Over the course of the past decade, jump-shooting waterfowl has unfortunately fallen by the wayside in many duck hunting circles. “There’s nothing like watching the birds respond to a call,” says one hunter. “Where are the decoys?” states another. And finally, the biggie — “There’s no skill involved in sneaking up and shooting a duck,” claims a third. And while I agree that a working a big flock of mallards or sprig into a carefully arranged decoy spread is both a tremendous thrill and a most memorable achievement, I must stand and argue the third comment. No skill involved in jump-shooting?
No, a carefully planned and successfully executed jump-shooting venture requires every bit the skill, talent and strategizing, and perhaps moreso, than does a morning spent blowing a call while looking over two dozen painstakingly placed plastic ducks. But how, you ask, does one take jump-shooting from luck through logistics and on to success? Read on, Oh Jump-Shooter to be.
Elementally speaking, any place ducks will sit where you can get to them, preferably unseen, is a prime candidate for jump-shooting. Over the past 20 years, I’ve jumped and bagged birds over beaver swamps, tidal streams, big river backbays, freshwater ponds, temporary puddles of sheetwater, and even sewage lagoons, to name but a few. Short of a cut-and-dried formula, the first and quite possibly the only characteristic which a potential jump-shooting location need possess is that it can be sneaked; that is, you can approach to within effective shotgun range of the birds without first being seen. As I’ll soon explain in greater detail in the section called The Approach, there is, at least in my mind, what I’ll call a scientific and a non-scientific method for getting within this effective range.
In most cases, all you’ll need is a familiar shotgun, a supply of ammunition, and, depending upon the type of habitat you’re hunting, a pair of hiking boots, hip waders or chest-highs.
First, the shotgun. Whereas my 9.5-pound Remington Model 11-87 is an excellent choice for the blind or on very short jumping jaunts, you will often find me toting a much lighter 20-gauge Model 1100 or 12-gauge Model 870 on my extended jump-shooting forays.
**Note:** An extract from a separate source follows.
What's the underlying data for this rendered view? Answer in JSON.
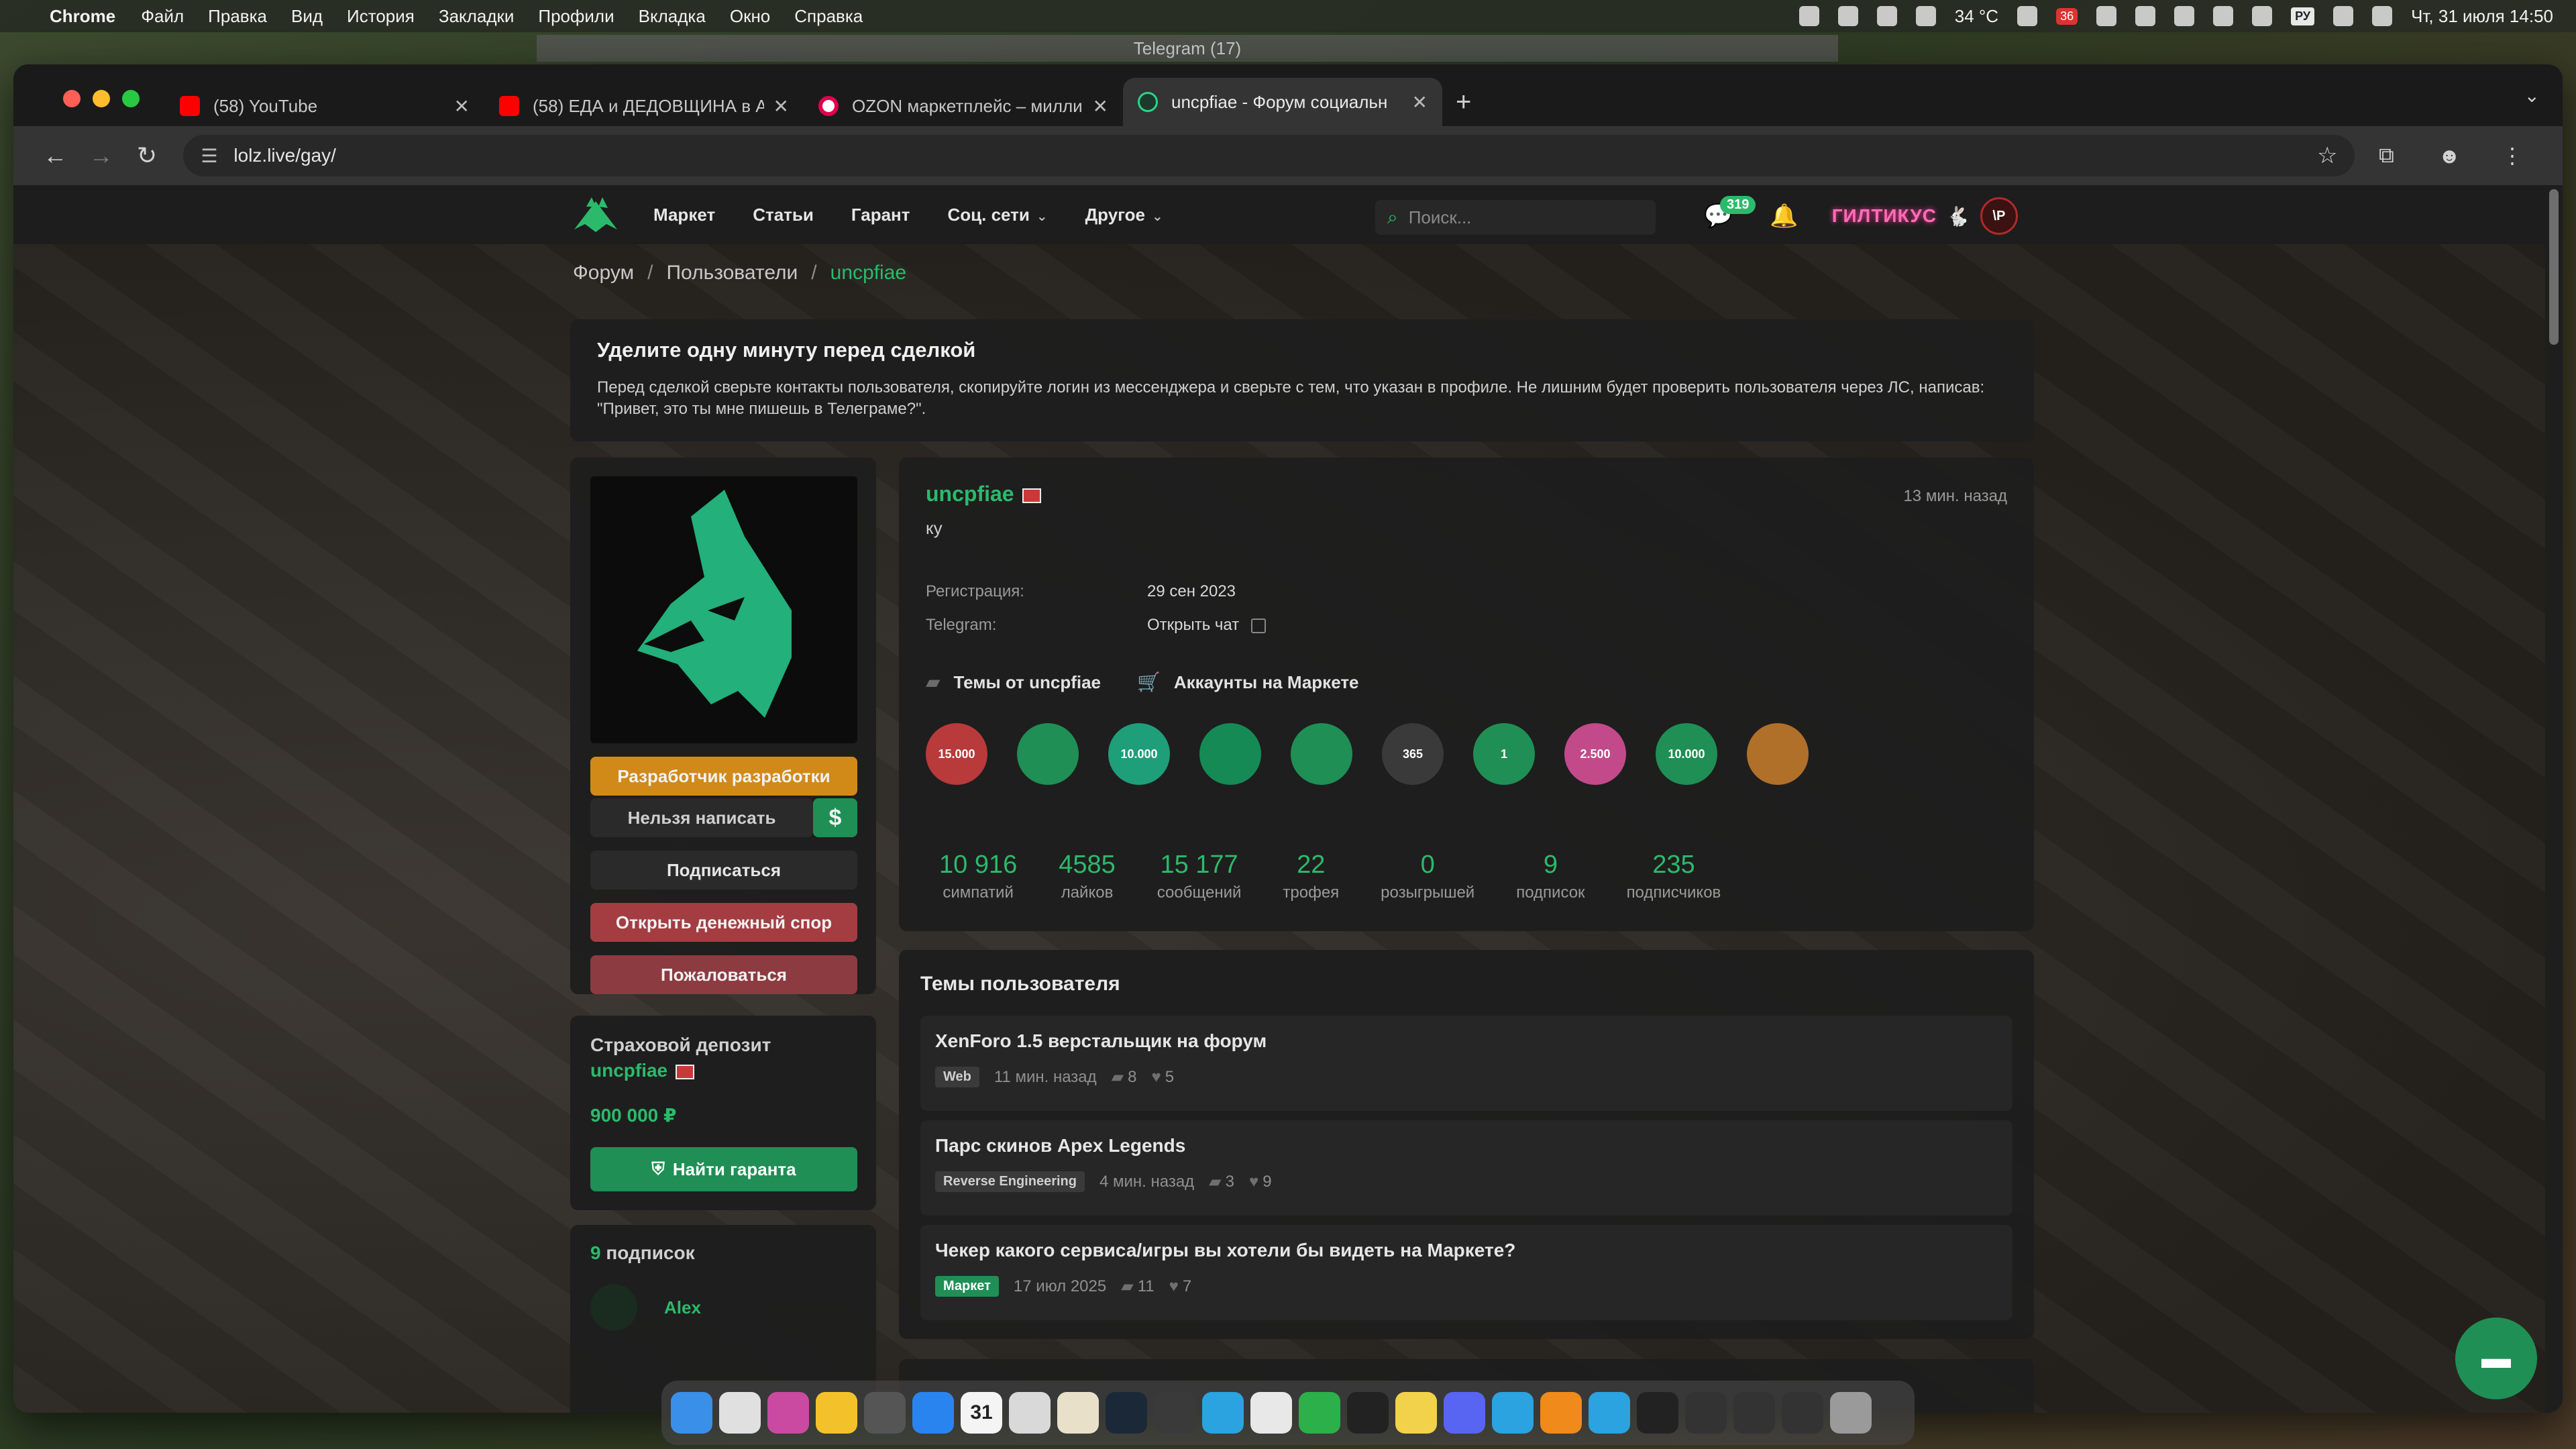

It’s important to remember that in the jump-shooter’s case, 95 percent of your field time will be spent serving as a means of transportation for both a shotgun and its ammunition. That said, it only makes sense, if given the option, to carry a lighter piece.
For in-your-face jump-shooting — small timbered creeks or shoot-across ponds, for instance — I’ll typically opt for lighter non-toxic loads such as 1 or 1 1/8 ounce charges of No. 5 or No. 4 steel. On the opposite end of the spectrum are jump-shooting situations involving larger bodies of water or even fields; those types of scenarios where your first response might be at 40 yards and your third at 55. Here, I’ll give a nod to the heavier 1 5/8 to 1 7/8-ounce loads in the 12-gauge, 3-inch hulls, with my shot sizes of choice being No. 1 or No. 2 in steel, or No. 4 or No. 5 in Hevi-Shot.
For sake of discussion, I’m going to divide jump-shooting into two categories based on what I call their approach. These I’ll call the non-scientific and the scientific approach.
The aptly-named non-scientific (NS) method involves a bit more luck than it does logistics and planning. Under NS guidelines, the hunt often resembles more of an armed creekside or shoreline walk, with the hunter pausing at each and every bend, turn or backwater bay or cove to investigate the area’s duck potential before moving on to the next likely looking spot. If the birds are there, maybe they’ll get some action; if not, it’s on to the next puddle.
The scientific approach begins in advance of the season. Mapping software — I use TopoUSA 4.0 from DeLORME Mapping (www.delorme.com) — affords me a two-dimensional aerial view of those waters I plan to hunt. These computer-generated maps give me the opportunity to pinpoint and study those locations on the creek or marsh where ducks should be. Armed with such information, I can then go into the field, again pre-season, and physically scout these locations. Where and when possible, I’ll do my scouting long-distance using binoculars.
Traditional, challenging and physically rewarding. Jump-shooting is all of this and more, and hardly deserves the unfortunate and unfair ‘bad rap’ it receives from some of the country’s waterfowlers. Yes, for me, there’s nothing quite like the adrenaline rush I get during those final few steps toward the widening ripples, their maker unseen, coming from the edge of a cattail-lined pond. Just another step…one more step…NOW!